───── DATA LISTING ─────
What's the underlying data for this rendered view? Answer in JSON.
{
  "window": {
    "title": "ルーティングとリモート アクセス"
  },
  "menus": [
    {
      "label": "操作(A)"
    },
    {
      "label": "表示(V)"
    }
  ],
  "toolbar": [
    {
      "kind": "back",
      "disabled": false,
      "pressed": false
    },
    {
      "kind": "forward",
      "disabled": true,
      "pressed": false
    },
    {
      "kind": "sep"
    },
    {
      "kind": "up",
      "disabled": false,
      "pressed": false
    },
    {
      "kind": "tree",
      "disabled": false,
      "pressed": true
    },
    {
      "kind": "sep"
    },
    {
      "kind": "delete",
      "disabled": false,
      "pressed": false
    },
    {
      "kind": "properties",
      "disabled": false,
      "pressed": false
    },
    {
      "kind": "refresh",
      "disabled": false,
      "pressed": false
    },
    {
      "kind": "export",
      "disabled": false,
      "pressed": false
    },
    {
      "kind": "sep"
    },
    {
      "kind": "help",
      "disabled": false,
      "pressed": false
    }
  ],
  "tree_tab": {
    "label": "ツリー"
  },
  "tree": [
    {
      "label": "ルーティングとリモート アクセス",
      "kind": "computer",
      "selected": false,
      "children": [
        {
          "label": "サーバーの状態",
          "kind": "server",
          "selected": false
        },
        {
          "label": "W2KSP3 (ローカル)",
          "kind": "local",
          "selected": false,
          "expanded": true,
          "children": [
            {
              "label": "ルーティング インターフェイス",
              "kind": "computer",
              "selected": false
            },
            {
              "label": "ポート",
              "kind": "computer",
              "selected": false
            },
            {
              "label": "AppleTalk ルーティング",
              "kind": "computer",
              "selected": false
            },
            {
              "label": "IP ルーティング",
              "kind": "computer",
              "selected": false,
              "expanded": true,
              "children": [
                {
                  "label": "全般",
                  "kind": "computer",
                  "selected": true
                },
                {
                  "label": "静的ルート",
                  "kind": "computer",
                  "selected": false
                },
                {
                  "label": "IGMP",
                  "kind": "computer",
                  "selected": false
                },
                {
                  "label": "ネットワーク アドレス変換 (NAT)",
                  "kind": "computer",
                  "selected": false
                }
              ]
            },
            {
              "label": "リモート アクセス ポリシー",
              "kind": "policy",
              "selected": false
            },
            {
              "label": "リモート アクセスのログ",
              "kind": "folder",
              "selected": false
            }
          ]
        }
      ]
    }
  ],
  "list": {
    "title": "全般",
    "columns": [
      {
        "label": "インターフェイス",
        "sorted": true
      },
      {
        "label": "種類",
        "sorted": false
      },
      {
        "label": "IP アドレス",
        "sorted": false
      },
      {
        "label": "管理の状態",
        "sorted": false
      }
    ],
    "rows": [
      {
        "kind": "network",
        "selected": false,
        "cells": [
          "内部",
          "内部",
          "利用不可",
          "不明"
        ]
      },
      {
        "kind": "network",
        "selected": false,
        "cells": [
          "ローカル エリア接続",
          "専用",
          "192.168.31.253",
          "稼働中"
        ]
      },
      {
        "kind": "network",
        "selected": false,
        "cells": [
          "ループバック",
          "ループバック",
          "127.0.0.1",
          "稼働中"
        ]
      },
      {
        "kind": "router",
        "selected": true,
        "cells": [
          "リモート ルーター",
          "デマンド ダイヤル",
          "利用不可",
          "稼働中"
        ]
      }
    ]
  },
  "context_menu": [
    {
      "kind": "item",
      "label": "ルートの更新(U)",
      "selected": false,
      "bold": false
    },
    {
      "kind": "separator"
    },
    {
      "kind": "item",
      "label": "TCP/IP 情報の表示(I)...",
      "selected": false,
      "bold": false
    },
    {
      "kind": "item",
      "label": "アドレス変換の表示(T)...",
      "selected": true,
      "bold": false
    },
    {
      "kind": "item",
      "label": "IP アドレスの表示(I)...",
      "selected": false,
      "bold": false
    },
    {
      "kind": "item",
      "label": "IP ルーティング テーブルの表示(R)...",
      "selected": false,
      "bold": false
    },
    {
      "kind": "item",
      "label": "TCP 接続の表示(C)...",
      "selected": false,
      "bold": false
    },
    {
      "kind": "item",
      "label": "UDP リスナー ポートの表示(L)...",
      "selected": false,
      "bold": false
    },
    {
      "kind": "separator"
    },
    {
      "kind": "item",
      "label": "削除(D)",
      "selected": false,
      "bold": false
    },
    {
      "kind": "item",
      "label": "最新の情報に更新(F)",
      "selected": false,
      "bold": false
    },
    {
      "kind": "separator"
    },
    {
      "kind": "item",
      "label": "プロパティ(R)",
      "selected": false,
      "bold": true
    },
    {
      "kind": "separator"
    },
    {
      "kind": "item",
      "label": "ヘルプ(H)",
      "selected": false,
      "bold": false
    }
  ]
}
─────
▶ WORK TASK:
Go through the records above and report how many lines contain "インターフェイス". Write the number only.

▶ OUTPUT BELOW:
2